===== Dataset content =====

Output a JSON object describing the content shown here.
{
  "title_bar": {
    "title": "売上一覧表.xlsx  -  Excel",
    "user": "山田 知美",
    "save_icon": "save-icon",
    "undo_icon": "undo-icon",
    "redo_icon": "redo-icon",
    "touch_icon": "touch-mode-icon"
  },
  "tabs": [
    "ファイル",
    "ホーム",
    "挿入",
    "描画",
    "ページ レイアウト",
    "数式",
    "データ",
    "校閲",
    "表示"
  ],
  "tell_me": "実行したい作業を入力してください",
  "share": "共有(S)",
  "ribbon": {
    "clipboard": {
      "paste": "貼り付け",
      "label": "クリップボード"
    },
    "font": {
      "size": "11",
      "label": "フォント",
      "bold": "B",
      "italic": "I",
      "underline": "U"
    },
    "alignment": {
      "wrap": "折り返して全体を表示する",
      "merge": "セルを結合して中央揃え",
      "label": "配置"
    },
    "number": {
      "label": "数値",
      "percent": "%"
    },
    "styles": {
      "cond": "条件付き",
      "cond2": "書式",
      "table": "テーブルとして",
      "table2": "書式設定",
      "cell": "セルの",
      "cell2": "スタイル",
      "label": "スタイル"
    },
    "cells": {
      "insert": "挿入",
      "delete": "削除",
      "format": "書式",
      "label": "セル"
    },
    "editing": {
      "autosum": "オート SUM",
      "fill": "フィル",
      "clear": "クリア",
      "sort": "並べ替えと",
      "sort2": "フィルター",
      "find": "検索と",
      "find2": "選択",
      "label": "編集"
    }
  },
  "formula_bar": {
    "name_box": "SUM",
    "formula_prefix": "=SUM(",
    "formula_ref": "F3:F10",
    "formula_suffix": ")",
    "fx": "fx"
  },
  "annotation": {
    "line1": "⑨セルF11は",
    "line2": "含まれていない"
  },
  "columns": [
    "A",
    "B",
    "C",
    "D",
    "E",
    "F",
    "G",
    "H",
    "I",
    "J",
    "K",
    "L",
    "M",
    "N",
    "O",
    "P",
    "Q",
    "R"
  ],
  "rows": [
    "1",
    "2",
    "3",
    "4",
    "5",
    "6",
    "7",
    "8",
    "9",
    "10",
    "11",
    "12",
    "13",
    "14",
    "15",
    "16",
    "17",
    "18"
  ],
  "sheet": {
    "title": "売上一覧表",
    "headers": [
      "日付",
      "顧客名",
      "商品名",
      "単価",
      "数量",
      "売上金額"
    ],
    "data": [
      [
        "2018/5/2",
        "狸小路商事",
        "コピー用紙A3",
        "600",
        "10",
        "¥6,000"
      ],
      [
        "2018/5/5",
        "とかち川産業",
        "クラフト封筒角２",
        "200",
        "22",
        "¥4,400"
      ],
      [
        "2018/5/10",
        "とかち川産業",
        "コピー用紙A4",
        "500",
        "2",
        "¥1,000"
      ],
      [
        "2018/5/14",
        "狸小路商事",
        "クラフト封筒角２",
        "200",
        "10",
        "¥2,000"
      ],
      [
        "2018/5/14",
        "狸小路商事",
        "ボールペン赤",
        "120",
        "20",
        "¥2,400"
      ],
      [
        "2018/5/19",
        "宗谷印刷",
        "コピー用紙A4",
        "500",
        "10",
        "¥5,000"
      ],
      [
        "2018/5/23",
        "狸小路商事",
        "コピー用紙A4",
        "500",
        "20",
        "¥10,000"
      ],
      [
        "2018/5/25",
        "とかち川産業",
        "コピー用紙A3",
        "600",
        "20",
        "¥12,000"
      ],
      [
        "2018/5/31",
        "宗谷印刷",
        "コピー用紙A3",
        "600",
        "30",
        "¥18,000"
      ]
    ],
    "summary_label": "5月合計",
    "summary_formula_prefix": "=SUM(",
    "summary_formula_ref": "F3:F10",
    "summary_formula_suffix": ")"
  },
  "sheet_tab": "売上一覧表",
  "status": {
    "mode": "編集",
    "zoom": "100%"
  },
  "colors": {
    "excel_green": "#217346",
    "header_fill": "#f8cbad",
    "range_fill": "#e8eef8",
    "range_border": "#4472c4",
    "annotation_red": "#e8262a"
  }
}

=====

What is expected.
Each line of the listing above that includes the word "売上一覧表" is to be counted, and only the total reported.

Final answer.
3